• **Assigned task**: Where the string "topology" occurs in a line of the data below, that line should be copied.

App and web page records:
+++
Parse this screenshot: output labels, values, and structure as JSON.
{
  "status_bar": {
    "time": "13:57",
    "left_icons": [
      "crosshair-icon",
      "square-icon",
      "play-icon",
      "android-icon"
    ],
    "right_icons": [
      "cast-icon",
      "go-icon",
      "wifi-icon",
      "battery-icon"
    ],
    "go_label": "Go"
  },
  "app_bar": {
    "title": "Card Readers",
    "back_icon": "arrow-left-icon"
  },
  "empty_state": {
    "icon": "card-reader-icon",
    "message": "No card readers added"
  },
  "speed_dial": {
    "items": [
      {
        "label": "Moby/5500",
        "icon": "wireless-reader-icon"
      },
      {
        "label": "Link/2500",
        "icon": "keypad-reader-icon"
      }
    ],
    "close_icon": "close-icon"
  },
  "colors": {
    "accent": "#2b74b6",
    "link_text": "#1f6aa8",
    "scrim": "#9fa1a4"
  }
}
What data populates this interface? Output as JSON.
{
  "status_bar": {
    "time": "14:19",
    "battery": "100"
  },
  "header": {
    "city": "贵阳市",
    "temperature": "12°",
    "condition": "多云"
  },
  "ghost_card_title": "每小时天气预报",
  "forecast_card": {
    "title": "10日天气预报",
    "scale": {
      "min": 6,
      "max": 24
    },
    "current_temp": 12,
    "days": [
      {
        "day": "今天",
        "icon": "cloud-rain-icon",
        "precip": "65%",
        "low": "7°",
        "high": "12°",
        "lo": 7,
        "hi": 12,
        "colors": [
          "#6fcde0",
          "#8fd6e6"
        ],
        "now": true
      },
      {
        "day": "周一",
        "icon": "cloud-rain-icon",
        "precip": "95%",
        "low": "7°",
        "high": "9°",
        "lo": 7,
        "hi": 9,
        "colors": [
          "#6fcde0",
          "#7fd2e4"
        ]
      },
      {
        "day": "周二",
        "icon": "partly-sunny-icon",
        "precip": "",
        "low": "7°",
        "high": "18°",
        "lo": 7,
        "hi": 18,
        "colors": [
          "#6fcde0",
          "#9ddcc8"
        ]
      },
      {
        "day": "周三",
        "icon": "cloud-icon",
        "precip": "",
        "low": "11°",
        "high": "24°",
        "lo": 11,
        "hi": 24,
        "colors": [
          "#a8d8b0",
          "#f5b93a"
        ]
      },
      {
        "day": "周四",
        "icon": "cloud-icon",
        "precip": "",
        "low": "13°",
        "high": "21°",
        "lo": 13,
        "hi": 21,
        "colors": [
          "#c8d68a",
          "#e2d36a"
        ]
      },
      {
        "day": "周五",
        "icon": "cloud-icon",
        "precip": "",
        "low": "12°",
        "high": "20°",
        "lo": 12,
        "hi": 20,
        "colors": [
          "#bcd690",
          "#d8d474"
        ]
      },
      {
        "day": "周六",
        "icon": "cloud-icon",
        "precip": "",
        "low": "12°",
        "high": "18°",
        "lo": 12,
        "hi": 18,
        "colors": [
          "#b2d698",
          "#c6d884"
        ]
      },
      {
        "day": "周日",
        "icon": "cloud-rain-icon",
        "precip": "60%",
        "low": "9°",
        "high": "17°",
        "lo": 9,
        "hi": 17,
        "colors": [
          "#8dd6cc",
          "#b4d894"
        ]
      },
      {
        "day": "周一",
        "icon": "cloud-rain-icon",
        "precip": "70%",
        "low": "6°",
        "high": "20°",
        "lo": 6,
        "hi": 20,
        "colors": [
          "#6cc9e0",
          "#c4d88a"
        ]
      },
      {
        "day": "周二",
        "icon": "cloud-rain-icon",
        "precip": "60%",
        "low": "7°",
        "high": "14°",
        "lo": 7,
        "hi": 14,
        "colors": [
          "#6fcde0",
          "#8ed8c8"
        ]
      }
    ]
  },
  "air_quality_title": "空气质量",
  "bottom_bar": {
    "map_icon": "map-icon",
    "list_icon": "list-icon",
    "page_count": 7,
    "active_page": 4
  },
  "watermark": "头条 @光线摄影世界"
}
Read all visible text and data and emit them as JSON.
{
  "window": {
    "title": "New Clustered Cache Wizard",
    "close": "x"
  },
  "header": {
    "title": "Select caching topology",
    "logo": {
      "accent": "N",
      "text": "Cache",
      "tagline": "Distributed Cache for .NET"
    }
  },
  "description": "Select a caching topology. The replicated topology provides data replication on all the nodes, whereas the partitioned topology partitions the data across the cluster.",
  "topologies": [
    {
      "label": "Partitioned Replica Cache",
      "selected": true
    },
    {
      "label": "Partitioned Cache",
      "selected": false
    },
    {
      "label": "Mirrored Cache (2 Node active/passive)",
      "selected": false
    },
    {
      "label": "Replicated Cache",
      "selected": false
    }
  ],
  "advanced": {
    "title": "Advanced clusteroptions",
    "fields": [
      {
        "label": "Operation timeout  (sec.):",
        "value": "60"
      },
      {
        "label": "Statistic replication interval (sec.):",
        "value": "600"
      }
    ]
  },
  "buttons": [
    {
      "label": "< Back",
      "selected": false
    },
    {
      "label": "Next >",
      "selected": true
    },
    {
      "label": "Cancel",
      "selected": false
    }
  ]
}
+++
• **Response to the task**:
    "title": "Select caching topology",
  "description": "Select a caching topology. The replicated topology provides data replication on all the nodes, whereas the partitioned topology partitions the data across the cluster.",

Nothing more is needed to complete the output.